The appeals court said the New Hampshire Supreme Court has recognized that people generally cannot be held liable for the criminal acts of third parties, except under narrow exceptions.

‘‘The record here, even when construed in the light most flattering to the plaintiff, does not show ­either a particularized risk of harm or a degree of foreseeability sufficient to animate this exception,’’ Judge Bruce Selya wrote for a three-judge panel of the court that heard the case.

More from the N.H. Union Leader:

“The plaintiff (Jones), who made a deliberate choice to sue in federal court rather than in a New Hampshire state court, is not in a position to ask us to blaze a new trail that the New Hampshire courts have not invited,” reads the decision of the three-judge panel.
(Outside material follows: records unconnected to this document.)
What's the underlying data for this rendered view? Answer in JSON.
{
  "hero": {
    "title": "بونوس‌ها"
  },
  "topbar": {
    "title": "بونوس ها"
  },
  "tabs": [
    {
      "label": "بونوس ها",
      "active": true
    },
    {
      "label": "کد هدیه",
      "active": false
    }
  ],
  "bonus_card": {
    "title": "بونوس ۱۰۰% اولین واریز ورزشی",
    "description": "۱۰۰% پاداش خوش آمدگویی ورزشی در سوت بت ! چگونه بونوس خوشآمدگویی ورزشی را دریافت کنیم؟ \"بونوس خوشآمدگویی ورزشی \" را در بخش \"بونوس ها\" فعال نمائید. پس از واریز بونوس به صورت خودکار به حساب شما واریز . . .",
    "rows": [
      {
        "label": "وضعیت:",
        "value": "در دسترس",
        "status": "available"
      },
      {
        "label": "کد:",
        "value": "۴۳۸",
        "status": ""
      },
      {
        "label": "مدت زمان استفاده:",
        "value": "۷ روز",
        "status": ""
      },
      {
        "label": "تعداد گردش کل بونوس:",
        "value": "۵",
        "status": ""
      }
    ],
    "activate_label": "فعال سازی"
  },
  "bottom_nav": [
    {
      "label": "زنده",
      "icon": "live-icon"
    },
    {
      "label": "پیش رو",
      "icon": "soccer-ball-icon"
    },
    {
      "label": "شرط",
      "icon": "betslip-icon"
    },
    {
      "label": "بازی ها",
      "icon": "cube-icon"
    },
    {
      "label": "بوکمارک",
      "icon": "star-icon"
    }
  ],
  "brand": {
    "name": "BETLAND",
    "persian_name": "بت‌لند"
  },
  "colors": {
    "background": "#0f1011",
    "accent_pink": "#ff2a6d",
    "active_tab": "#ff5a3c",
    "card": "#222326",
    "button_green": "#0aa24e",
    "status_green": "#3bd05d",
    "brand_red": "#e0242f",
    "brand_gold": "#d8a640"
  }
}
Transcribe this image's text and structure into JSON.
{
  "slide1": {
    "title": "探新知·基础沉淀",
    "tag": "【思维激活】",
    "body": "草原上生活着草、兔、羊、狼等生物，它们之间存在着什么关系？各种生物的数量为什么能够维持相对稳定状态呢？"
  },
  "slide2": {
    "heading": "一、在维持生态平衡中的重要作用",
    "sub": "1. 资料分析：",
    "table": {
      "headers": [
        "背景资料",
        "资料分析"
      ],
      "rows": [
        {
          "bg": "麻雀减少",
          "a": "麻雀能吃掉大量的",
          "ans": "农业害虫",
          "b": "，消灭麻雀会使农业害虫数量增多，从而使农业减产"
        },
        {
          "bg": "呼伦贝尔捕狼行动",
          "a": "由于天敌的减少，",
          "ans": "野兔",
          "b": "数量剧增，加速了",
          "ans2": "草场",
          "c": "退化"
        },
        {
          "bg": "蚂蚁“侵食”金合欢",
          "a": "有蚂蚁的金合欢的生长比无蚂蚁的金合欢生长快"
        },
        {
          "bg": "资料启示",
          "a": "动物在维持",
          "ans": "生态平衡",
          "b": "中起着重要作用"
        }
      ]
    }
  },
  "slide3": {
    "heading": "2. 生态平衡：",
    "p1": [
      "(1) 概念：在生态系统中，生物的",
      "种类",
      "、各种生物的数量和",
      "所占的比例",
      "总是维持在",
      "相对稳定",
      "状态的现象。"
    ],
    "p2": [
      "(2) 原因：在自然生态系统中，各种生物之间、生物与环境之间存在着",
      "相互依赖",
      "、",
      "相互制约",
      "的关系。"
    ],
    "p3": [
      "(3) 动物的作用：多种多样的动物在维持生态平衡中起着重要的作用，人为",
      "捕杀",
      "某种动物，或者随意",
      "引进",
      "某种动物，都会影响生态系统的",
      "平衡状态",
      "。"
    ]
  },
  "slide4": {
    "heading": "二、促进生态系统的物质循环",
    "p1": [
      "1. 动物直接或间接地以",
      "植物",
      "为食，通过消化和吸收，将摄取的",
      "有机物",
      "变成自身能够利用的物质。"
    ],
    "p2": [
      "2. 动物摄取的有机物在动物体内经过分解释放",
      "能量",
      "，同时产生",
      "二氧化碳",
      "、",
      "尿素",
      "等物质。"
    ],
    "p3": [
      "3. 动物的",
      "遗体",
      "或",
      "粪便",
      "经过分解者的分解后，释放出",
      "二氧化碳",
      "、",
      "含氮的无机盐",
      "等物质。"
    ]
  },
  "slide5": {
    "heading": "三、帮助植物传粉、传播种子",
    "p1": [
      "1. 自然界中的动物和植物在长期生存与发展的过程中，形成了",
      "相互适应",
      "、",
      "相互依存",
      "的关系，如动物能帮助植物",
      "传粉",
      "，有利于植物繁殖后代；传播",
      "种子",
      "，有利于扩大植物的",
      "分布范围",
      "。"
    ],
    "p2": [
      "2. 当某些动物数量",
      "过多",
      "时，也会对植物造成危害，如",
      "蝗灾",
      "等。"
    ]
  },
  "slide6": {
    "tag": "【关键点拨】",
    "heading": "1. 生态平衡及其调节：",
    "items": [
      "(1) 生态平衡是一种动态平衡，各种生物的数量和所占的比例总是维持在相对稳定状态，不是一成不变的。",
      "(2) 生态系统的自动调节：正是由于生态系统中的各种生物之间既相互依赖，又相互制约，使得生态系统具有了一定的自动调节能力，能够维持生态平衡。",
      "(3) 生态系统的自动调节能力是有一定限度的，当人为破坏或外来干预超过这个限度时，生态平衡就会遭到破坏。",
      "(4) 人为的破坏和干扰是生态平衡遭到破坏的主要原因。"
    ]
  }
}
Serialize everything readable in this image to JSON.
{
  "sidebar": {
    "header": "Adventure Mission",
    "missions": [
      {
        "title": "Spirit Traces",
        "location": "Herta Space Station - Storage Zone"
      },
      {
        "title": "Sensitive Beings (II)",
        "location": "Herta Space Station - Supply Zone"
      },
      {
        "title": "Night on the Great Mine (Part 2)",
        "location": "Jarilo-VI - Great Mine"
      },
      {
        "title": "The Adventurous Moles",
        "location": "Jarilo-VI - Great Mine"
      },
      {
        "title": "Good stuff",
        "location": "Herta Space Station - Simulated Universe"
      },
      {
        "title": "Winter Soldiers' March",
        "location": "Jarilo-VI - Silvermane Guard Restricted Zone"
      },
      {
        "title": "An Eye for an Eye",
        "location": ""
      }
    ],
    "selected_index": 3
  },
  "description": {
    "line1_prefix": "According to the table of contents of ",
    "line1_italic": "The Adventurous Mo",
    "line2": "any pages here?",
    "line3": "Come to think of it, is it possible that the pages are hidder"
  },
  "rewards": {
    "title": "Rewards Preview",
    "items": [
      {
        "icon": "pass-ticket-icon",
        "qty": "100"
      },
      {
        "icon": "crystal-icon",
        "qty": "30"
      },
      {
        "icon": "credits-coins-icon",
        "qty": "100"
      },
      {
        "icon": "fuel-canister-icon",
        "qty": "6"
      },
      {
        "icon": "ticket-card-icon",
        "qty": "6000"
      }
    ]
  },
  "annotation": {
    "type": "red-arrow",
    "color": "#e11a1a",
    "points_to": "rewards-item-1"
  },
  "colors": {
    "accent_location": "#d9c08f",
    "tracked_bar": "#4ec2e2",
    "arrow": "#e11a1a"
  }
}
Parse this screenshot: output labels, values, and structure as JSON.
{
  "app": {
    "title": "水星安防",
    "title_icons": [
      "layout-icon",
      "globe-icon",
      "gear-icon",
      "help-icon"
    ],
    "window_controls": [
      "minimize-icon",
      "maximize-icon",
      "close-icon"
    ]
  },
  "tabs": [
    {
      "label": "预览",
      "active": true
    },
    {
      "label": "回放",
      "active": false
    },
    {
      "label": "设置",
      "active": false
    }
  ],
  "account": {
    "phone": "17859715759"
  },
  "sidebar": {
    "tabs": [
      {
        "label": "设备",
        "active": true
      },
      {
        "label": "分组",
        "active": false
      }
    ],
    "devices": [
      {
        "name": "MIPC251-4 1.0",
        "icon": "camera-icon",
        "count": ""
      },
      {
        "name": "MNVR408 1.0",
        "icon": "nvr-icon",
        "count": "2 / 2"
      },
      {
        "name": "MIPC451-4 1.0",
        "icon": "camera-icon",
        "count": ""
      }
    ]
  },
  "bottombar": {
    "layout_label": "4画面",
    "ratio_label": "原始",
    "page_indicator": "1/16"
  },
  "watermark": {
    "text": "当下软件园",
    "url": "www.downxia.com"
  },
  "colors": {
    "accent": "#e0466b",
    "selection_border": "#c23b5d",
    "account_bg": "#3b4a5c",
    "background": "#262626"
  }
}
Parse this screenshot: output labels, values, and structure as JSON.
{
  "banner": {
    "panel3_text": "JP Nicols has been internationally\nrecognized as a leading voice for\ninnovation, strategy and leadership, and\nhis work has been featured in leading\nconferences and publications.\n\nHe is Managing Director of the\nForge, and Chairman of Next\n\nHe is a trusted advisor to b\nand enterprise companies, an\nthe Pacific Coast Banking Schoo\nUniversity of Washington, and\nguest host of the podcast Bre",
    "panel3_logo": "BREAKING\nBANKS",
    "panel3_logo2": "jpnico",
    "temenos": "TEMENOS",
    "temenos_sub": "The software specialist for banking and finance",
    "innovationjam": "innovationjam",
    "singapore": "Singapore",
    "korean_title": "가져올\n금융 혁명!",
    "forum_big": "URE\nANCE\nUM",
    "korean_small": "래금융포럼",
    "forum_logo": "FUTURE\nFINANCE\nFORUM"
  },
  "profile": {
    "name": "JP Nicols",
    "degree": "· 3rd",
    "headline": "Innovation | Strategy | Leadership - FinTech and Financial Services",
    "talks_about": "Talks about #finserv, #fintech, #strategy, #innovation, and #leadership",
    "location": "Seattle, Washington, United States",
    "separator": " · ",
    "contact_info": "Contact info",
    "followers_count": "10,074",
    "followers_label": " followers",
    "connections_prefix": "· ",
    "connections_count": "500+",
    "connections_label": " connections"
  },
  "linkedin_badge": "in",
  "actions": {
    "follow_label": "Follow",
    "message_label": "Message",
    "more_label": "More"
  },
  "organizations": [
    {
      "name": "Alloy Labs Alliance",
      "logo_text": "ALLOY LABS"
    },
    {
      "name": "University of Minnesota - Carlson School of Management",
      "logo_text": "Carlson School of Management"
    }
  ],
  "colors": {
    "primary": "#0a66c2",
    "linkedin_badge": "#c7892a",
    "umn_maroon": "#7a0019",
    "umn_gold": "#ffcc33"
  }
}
The judges noted previous rulings that found a “fundamental unfairness” of holding a private citizen responsible for the unanticipated criminal acts of another. Under normal circumstances, a person can assume that others will obey the law, the decision reads, quoting earlier rulings.

A common sense ruling.